In general, the Singapore economy expanded by 1.3 per cent on a year-on-year basis in 1Q 2021, a reversal from the 2.4 per cent contraction in 4Q 2020. On a quarter-on-quarter seasonally-adjusted basis, the economy grew by 3.1 per cent, extending the 3.8 per cent expansion in 4Q 2020.
The construction sector contracted by 22.7 per cent year-on-year, improving from the 27.4 per cent contraction in 4Q 2020. The performance of the sector was weighed down by declines in both public and private sector construction works. On a quarter-on-quarter seasonally-adjusted basis, the sector grew by 5.0 per cent, extending the 55.6 per cent expansion in the fourth quarter.
Within Southeast Asia, economies such as Malaysia, Indonesia and Thailand are projected to rebound in 2021 from the contractions in 2020, supported in large part by external demand. However, the extent of their recovery hinges on their respective COVID-19 situations. While the number of new COVID-19 infections has appeared to stabilise in economies such as Indonesia, others like Malaysia, Thailand and Vietnam are grappling with a resurgence of infections, which is likely to be a drag on their economic recoveries.

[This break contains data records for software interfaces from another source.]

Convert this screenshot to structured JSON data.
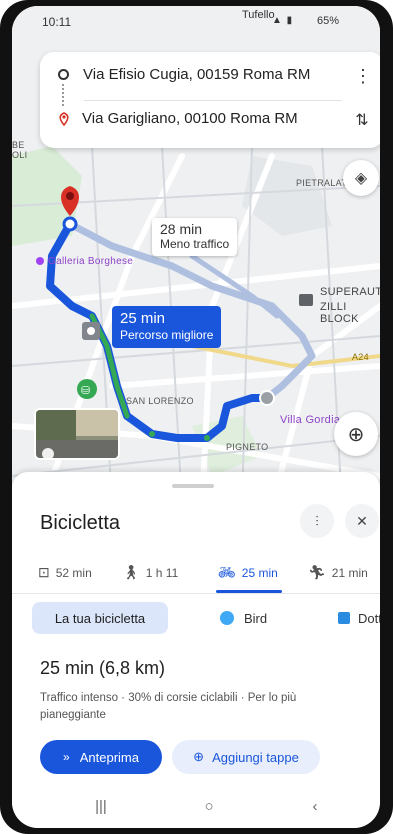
{
  "status_bar": {
    "time": "10:11",
    "carrier": "Tufello",
    "battery": "65%"
  },
  "route": {
    "origin": "Via Efisio Cugia, 00159 Roma RM",
    "destination": "Via Garigliano, 00100 Roma RM"
  },
  "map": {
    "labels": {
      "galleria": "Galleria Borghese",
      "pietralata": "PIETRALATA",
      "superauto": "SUPERAUTO",
      "zilli": "ZILLI BLOCK",
      "san_lorenzo": "SAN LORENZO",
      "villa": "Villa Gordia",
      "pigneto": "PIGNETO",
      "a24": "A24",
      "edge": "BE\nOLI"
    },
    "alt_route": {
      "time": "28 min",
      "note": "Meno traffico"
    },
    "best_route": {
      "time": "25 min",
      "note": "Percorso migliore"
    },
    "colors": {
      "route_primary": "#1a56db",
      "route_alt": "#aebfe0",
      "bike_lane": "#34a853",
      "destination_pin": "#d93025"
    }
  },
  "sheet": {
    "title": "Bicicletta",
    "modes": [
      {
        "icon": "car-icon",
        "label": "52 min"
      },
      {
        "icon": "walk-icon",
        "label": "1 h 11"
      },
      {
        "icon": "bike-icon",
        "label": "25 min",
        "active": true
      },
      {
        "icon": "run-icon",
        "label": "21 min"
      }
    ],
    "providers": {
      "selected": "La tua bicicletta",
      "bird": "Bird",
      "dott": "Dott"
    },
    "duration": "25 min (6,8 km)",
    "description": "Traffico intenso · 30% di corsie ciclabili · Per lo più pianeggiante",
    "buttons": {
      "preview": "Anteprima",
      "add_stops": "Aggiungi tappe"
    }
  }
}
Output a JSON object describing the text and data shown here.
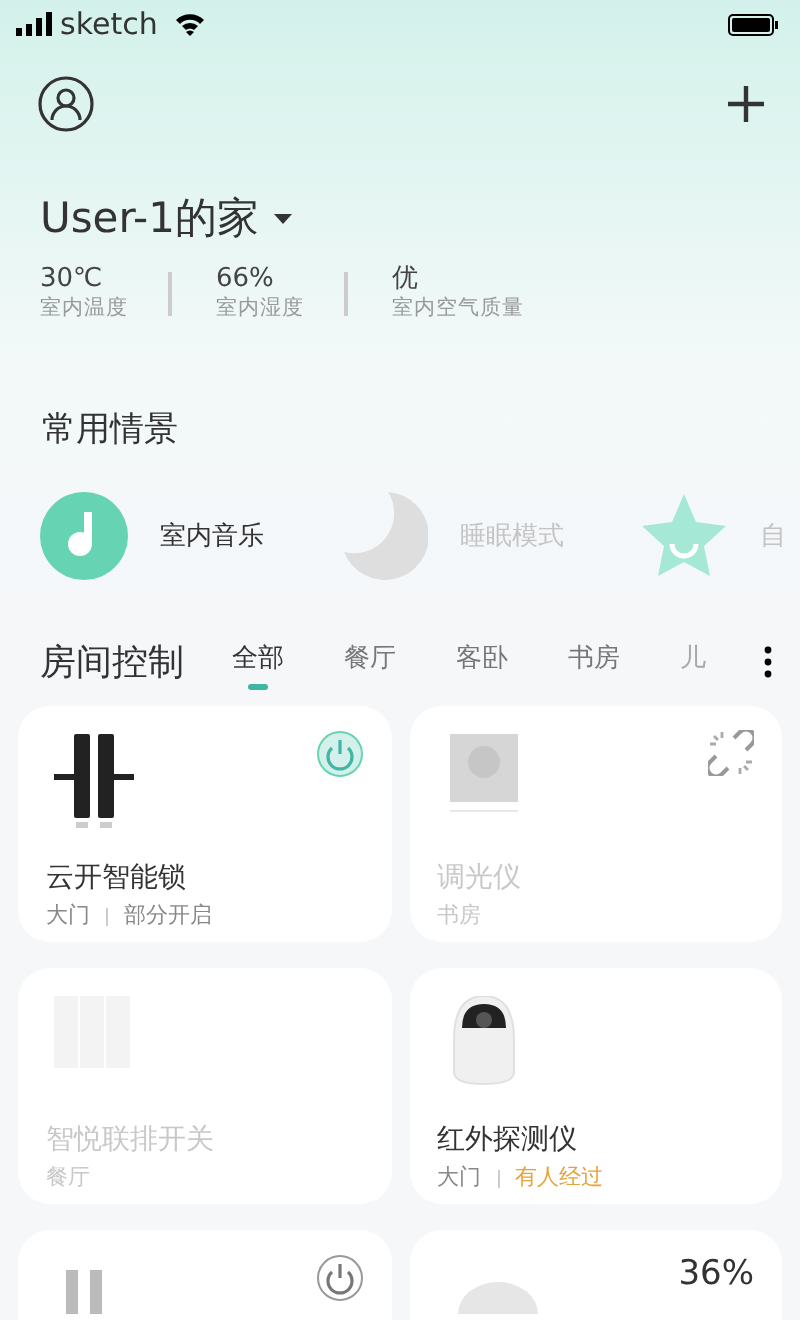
{
  "status_bar": {
    "carrier": "sketch"
  },
  "home": {
    "title": "User-1的家"
  },
  "stats": [
    {
      "value": "30℃",
      "label": "室内温度"
    },
    {
      "value": "66%",
      "label": "室内湿度"
    },
    {
      "value": "优",
      "label": "室内空气质量"
    }
  ],
  "scenes_title": "常用情景",
  "scenes": [
    {
      "kind": "music",
      "label": "室内音乐",
      "active": true
    },
    {
      "kind": "moon",
      "label": "睡眠模式",
      "active": false
    },
    {
      "kind": "star",
      "label": "自",
      "active": false
    }
  ],
  "rooms": {
    "title": "房间控制",
    "tabs": [
      {
        "label": "全部",
        "selected": true
      },
      {
        "label": "餐厅",
        "selected": false
      },
      {
        "label": "客卧",
        "selected": false
      },
      {
        "label": "书房",
        "selected": false
      },
      {
        "label": "儿",
        "selected": false
      }
    ]
  },
  "devices": [
    {
      "kind": "lock",
      "name": "云开智能锁",
      "room": "大门",
      "status": "部分开启",
      "status_alert": false,
      "online": true,
      "unlinked": false,
      "power_on": true
    },
    {
      "kind": "dimmer",
      "name": "调光仪",
      "room": "书房",
      "online": false,
      "unlinked": true
    },
    {
      "kind": "switch",
      "name": "智悦联排开关",
      "room": "餐厅",
      "online": false,
      "unlinked": false
    },
    {
      "kind": "camera",
      "name": "红外探测仪",
      "room": "大门",
      "status": "有人经过",
      "status_alert": true,
      "online": true,
      "unlinked": false
    },
    {
      "kind": "curtain",
      "power_on": false
    },
    {
      "kind": "lamp",
      "reading": "36%"
    }
  ]
}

Domestically, the performance of the Singapore economy in the 1Q 2021 was stronger than expected. While the recent tightening of domestic restrictions and border controls represents a setback to segments of the economy, the broader economy should still see a recovery this year in tandem with the global economic rebound and further progress in the domestic vaccination programme.
Against this backdrop, the pace of recovery of the various sectors of the economy this year is likely to be more uneven than earlier expected. First, outward-oriented sectors, including trade-related services sectors (e.g., wholesale trade), are projected to benefit from the pickup in external demand. In particular, the manufacturing sector is expected to expand more strongly than earlier projected due to robust semiconductor demand from the 5G and automotive markets. At the same time, growth in the finance and insurance and information and communications sectors is likely to remain strong, supported in part by further improvements in domestic and foreign credit demand, as well as healthy demand for digital solutions and games and software publishing activities, respectively.
The construction and marine & offshore engineering sectors are projected to see some recovery from the low base last year. However, recent border restrictions on the entry of foreign workers from South Asia will exacerbate ongoing severe labour shortages at construction worksites and shipyards. The manpower crunch, along with the requirement to comply with safe management measures, will significantly impede the recovery of these sectors. Their output is thus projected to be substantially below pre-COVID levels even by year-end.
– Construction+ Online